Recommended Breweries, Portland and Seattle

Next week, Patrick and I are headed to Seattle on a brewery-touring odyssey during which time we hope to record some excellent podcast material. Last week, in preparation for said odyssey, I asked hive mind (Twitter and Facebook) to tell us which breweries, if they were forced to choose only three, to visit. I got 107 recommendations. I kept seeing a lot of the same names, which was ideal for our purposes, but it made me wonder--would I get more diversity if I asked hive mind the same question for Portland?

The answer is: not really. I started tallying the Portland responses and when I hit 107, I stopped the experiment. All of what follows is analysis built on the thinnest of empirical reeds: I didn't pre-screen hive mind to see if respondents were familiar with most or all of the breweries in each town. I don't know the background of the respondents. It wasn't scientific, in that the polled group were those who could find me on social media. And so on. And yet, because I ran the damn experiment, I'm going to show you the results.

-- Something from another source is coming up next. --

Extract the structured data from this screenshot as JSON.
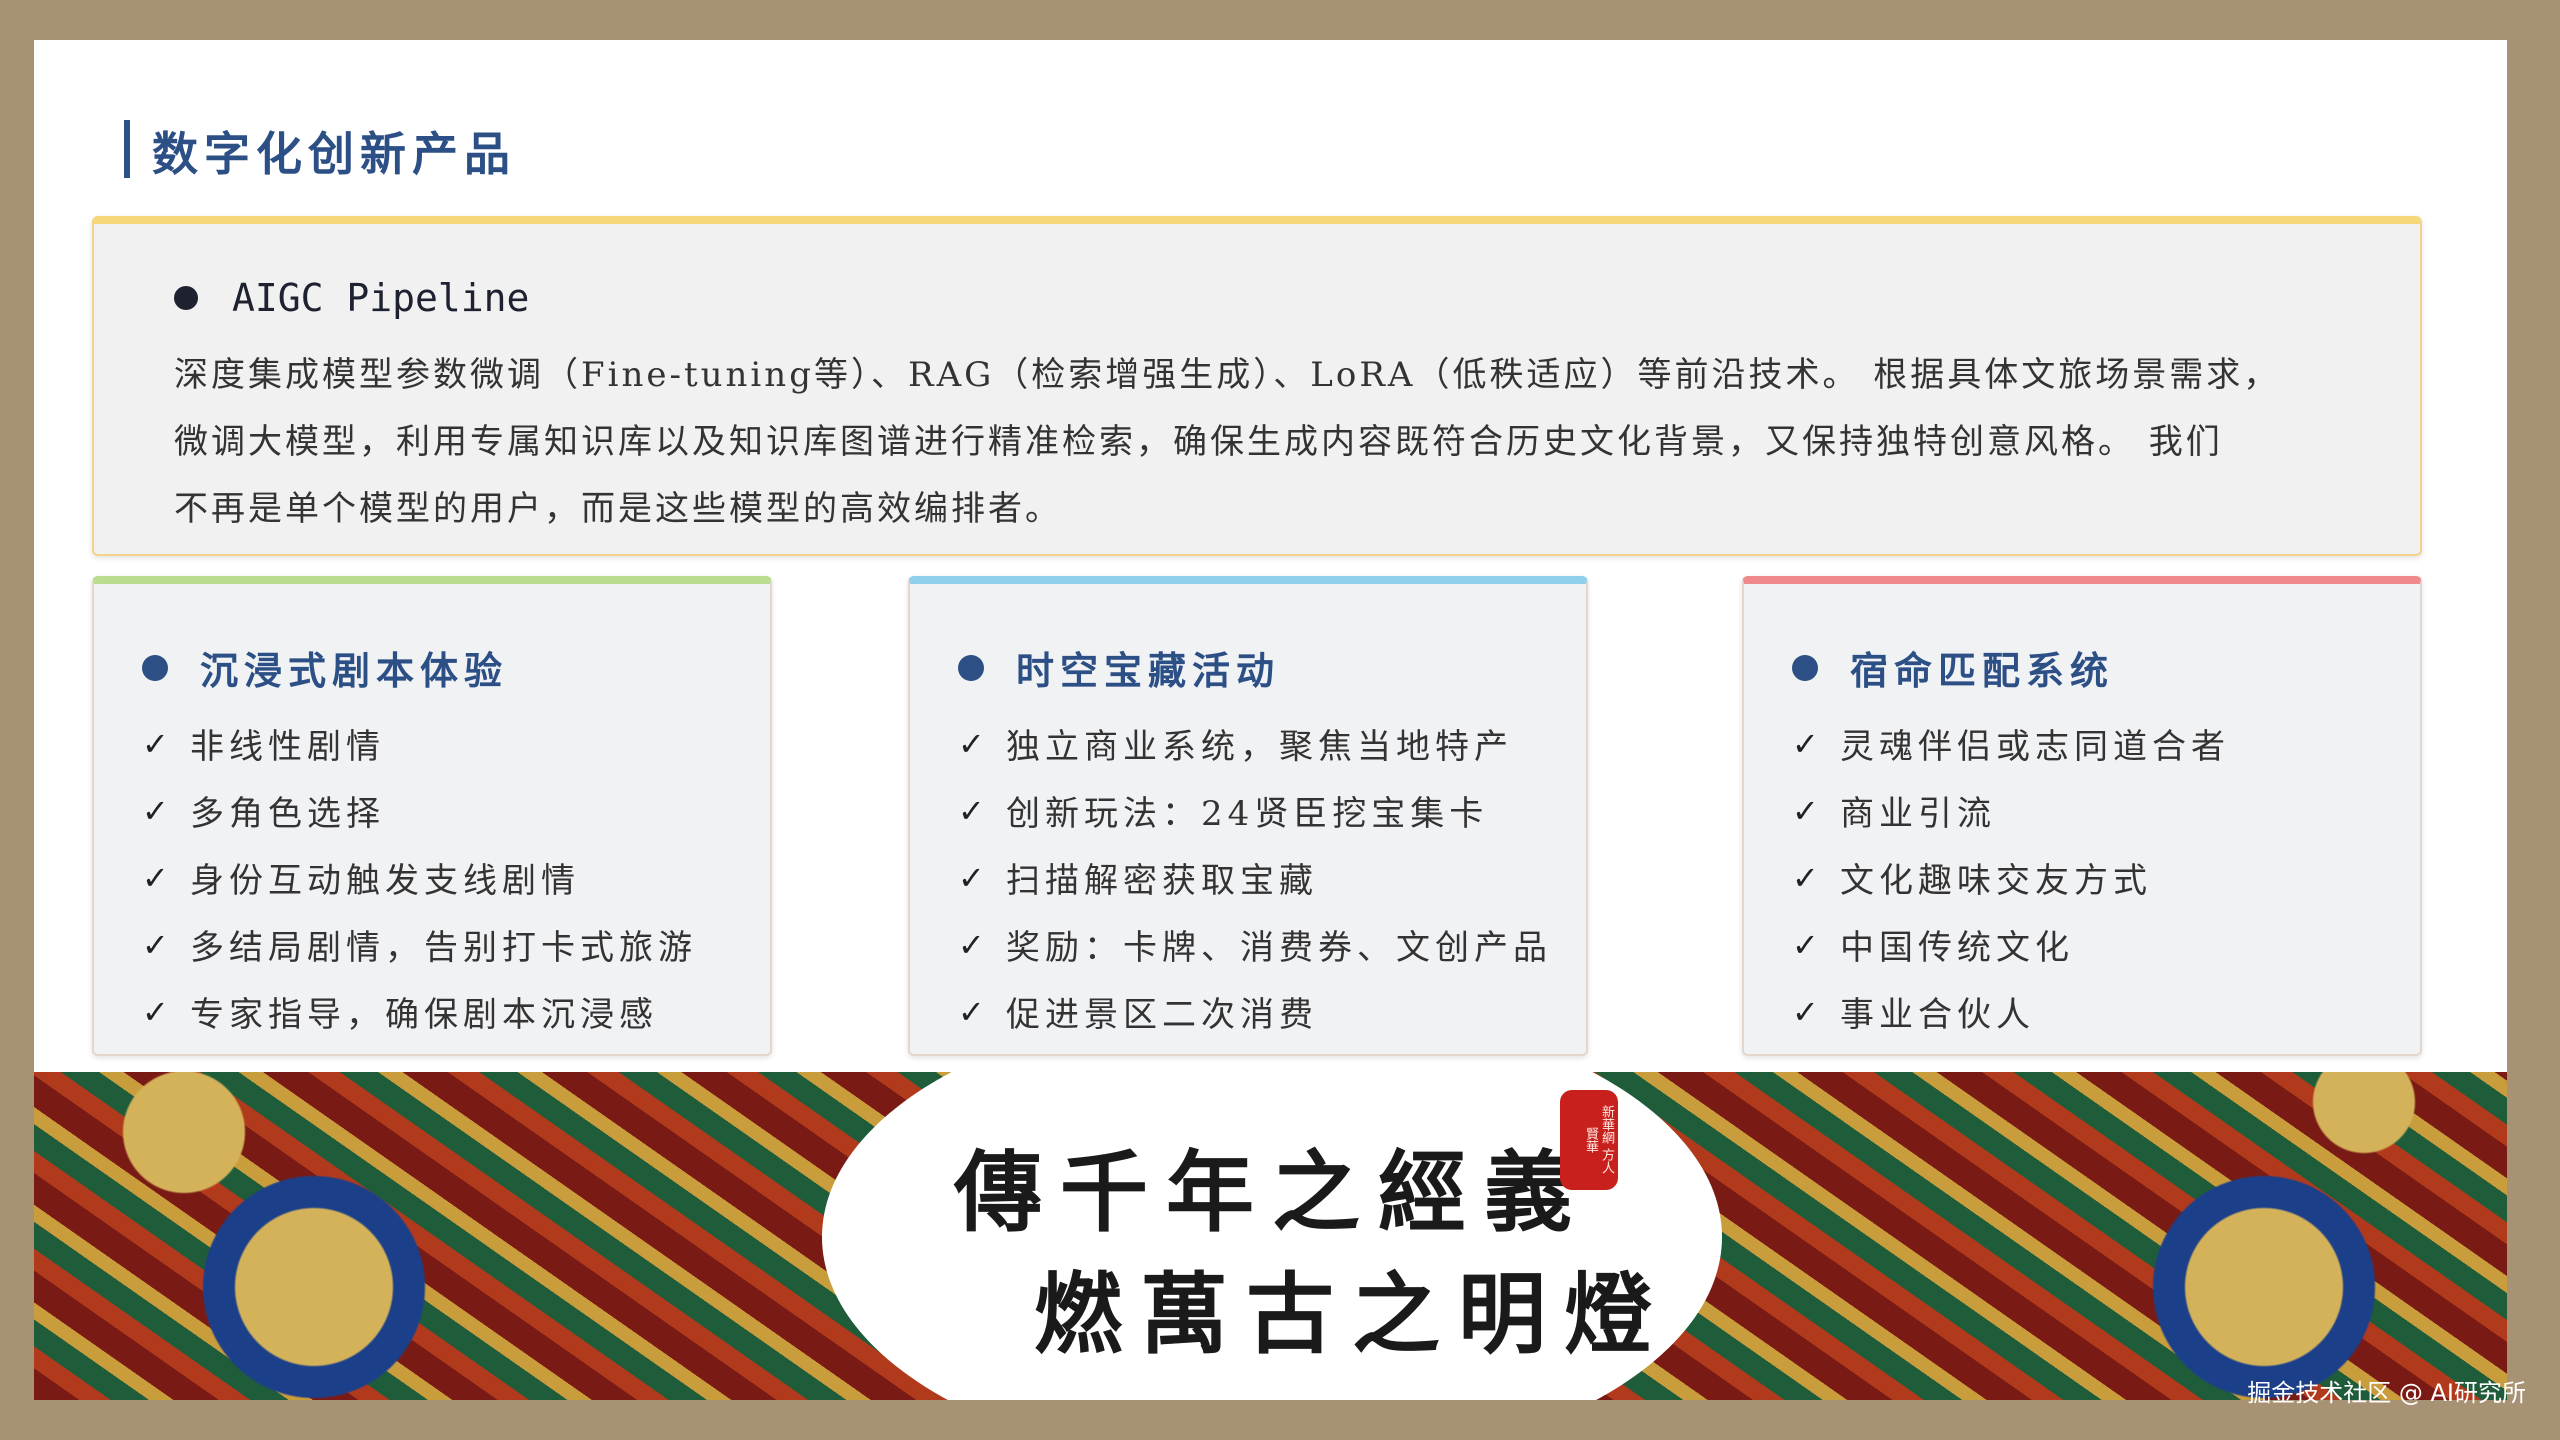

In total, people recommended nineteen Seattle breweries. (People recommended a lot of breweries from outside Seattle--a lot more than outside Portland--and those I ignored.) Four of the 19 were cited only once (Brother Barrel, Counterbalance, Old Stove, Perihelion), and another seven just twice (Pike, Lucky Envelope, Seapine, Optimism Redhook, Standard, Ghostfish). The top five recommended breweries constitute 70% of all responses. The most recommended breweries and the number of times they were mentioned are as follow (all breweries getting more than two mentions):

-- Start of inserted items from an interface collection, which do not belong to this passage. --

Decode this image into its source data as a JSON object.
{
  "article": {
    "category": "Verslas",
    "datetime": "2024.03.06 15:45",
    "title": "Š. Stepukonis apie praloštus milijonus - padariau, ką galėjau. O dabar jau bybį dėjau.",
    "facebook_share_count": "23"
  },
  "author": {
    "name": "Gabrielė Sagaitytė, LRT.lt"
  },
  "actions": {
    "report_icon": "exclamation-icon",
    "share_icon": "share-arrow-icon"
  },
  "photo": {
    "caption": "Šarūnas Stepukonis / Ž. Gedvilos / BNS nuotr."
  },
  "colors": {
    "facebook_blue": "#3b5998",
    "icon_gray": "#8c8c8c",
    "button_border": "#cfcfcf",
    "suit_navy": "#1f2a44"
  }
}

  1. Holy Mountain    (24)
  2. Reuben's     (15)
  3. Cloudburst    (14)
  4. Fremont    (12)
  5. Machine House    (10)
  6. Georgetown    (5)
  7. Stoup    (5)
  8. Urban Family    (4)

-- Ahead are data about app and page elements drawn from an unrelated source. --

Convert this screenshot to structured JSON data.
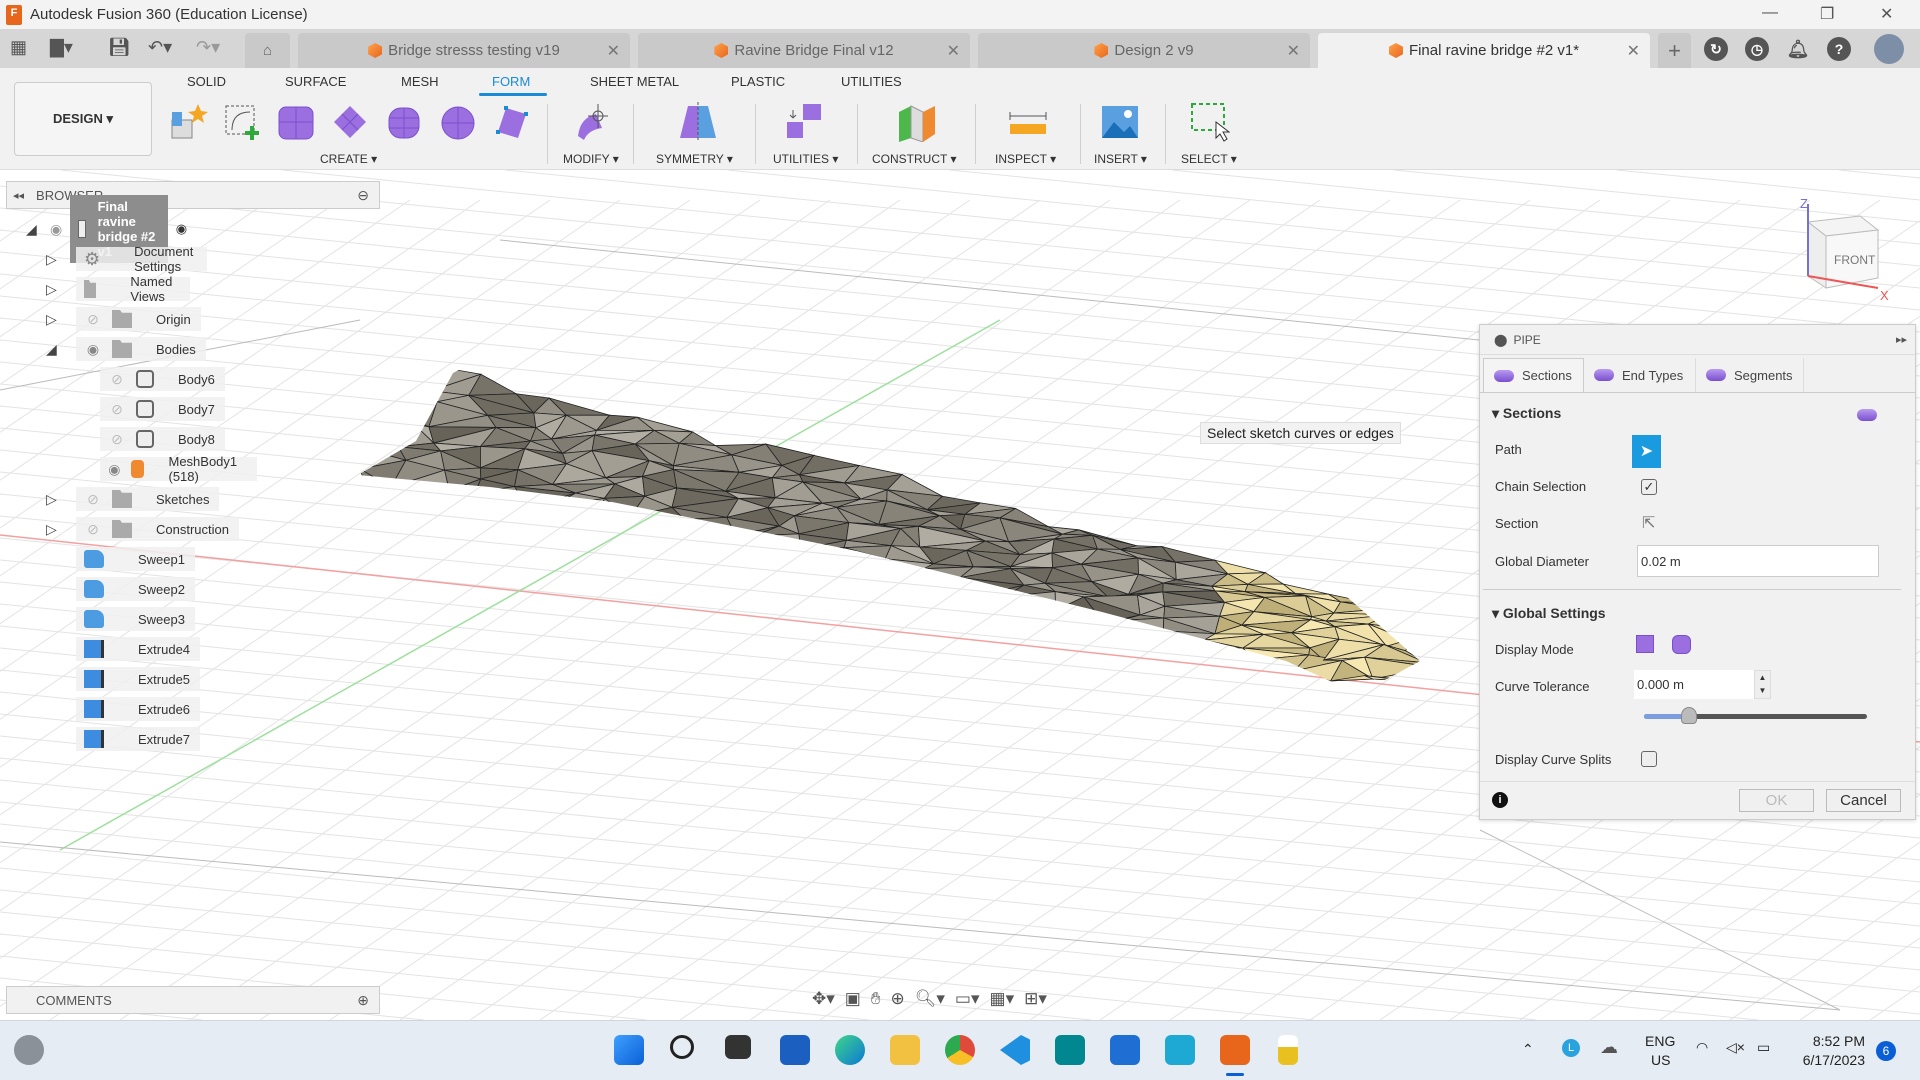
{
  "app": {
    "title": "Autodesk Fusion 360 (Education License)",
    "logo_letter": "F"
  },
  "doc_tabs": [
    {
      "label": "Bridge stresss testing v19",
      "active": false
    },
    {
      "label": "Ravine Bridge Final v12",
      "active": false
    },
    {
      "label": "Design 2 v9",
      "active": false
    },
    {
      "label": "Final ravine bridge #2 v1*",
      "active": true
    }
  ],
  "workspace": {
    "label": "DESIGN ▾"
  },
  "toolbar_tabs": [
    "SOLID",
    "SURFACE",
    "MESH",
    "FORM",
    "SHEET METAL",
    "PLASTIC",
    "UTILITIES"
  ],
  "active_toolbar_tab": "FORM",
  "tool_groups": [
    "CREATE ▾",
    "MODIFY ▾",
    "SYMMETRY ▾",
    "UTILITIES ▾",
    "CONSTRUCT ▾",
    "INSPECT ▾",
    "INSERT ▾",
    "SELECT ▾"
  ],
  "browser": {
    "title": "BROWSER",
    "root": "Final ravine bridge #2 v1",
    "items": [
      {
        "label": "Document Settings"
      },
      {
        "label": "Named Views"
      },
      {
        "label": "Origin"
      },
      {
        "label": "Bodies"
      },
      {
        "label": "Body6"
      },
      {
        "label": "Body7"
      },
      {
        "label": "Body8"
      },
      {
        "label": "MeshBody1 (518)"
      },
      {
        "label": "Sketches"
      },
      {
        "label": "Construction"
      },
      {
        "label": "Sweep1"
      },
      {
        "label": "Sweep2"
      },
      {
        "label": "Sweep3"
      },
      {
        "label": "Extrude4"
      },
      {
        "label": "Extrude5"
      },
      {
        "label": "Extrude6"
      },
      {
        "label": "Extrude7"
      }
    ]
  },
  "comments": {
    "title": "COMMENTS"
  },
  "viewcube": {
    "face": "FRONT",
    "axis_z": "Z",
    "axis_x": "X"
  },
  "tooltip": "Select sketch curves or edges",
  "pipe": {
    "title": "PIPE",
    "tabs": [
      "Sections",
      "End Types",
      "Segments"
    ],
    "sections_heading": "Sections",
    "path_label": "Path",
    "chain_label": "Chain Selection",
    "chain_checked": true,
    "section_label": "Section",
    "diameter_label": "Global Diameter",
    "diameter_value": "0.02 m",
    "global_heading": "Global Settings",
    "display_mode_label": "Display Mode",
    "tolerance_label": "Curve Tolerance",
    "tolerance_value": "0.000 m",
    "tolerance_slider": 0.2,
    "splits_label": "Display Curve Splits",
    "splits_checked": false,
    "ok": "OK",
    "cancel": "Cancel"
  },
  "tray": {
    "lang1": "ENG",
    "lang2": "US",
    "time": "8:52 PM",
    "date": "6/17/2023",
    "badge": "6"
  },
  "colors": {
    "accent": "#1a8bd6",
    "form_purple": "#9b6fe0",
    "mesh_gray": "#8a857a",
    "mesh_tan": "#b9a76e"
  }
}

In fact, Portland was slightly more diverse--but not enough to make a lot of hay about it. Respondents mentioned 26 breweries overall. However, twelve of these were mentioned just once (Lucky Lab, Base Camp, Wayfinder, BridgePort, Lompoc, Migration, Kells, Laurelwood, Groundbreaker, Montavilla, Little Beast, Commons) and three twice (Deschutes, Hopworks, Occidental). In Portland's case, the top five garnered 59% of the total mentions. The Portland numbers:

  1. Breakside    (21)
  2. Upright    (13)
  3. Hair of the Dog   (11)
  4. Ex Novo    (9)
  5. Great Notion    (9)
  6. Cascade    (5)
  7. Ecliptic    (5)
  8. Zoiglhaus    (5)
  9. Culmination    (4)
  10. Gigantic    (4)
  11. Baerlic    (3)

There were a couple of interesting similarities. Breakside and Holy Mountain really seem analogous. Similarly, both cities have a gluten-free brewery, and respondents named those breweries at least once. I would say, speaking for my home town, that I was surprised by the performance of Ex Novo and Hair of the Dog. One is an old dog who has ignored new tricks, the other a new brewery noted less for wild experimentation than consistent quality. But again, given the methodology, this is all really just for fun. The one thing I'd bet my life on is that, in a scientific poll of Portlanders who have been to most of the city's breweries, Breakside would come out on top. At the end of 2017 it's got all the juice.

I think Portland can also take a bow for the diversity of different kinds of breweries. Within the top eight breweries are only three famous for their IPAs. There are in that group breweries focused on German lagers, saisons and barrel-aged beers, sours, and high-gravity ales. What's really remarkable about the Seattle list is that Machine House entry--a brewery devoted to cask ales. That's something that just couldn't survive in Portland, and one brewery I'm really looking forward to seeing.

Jeff Alworth6 Comments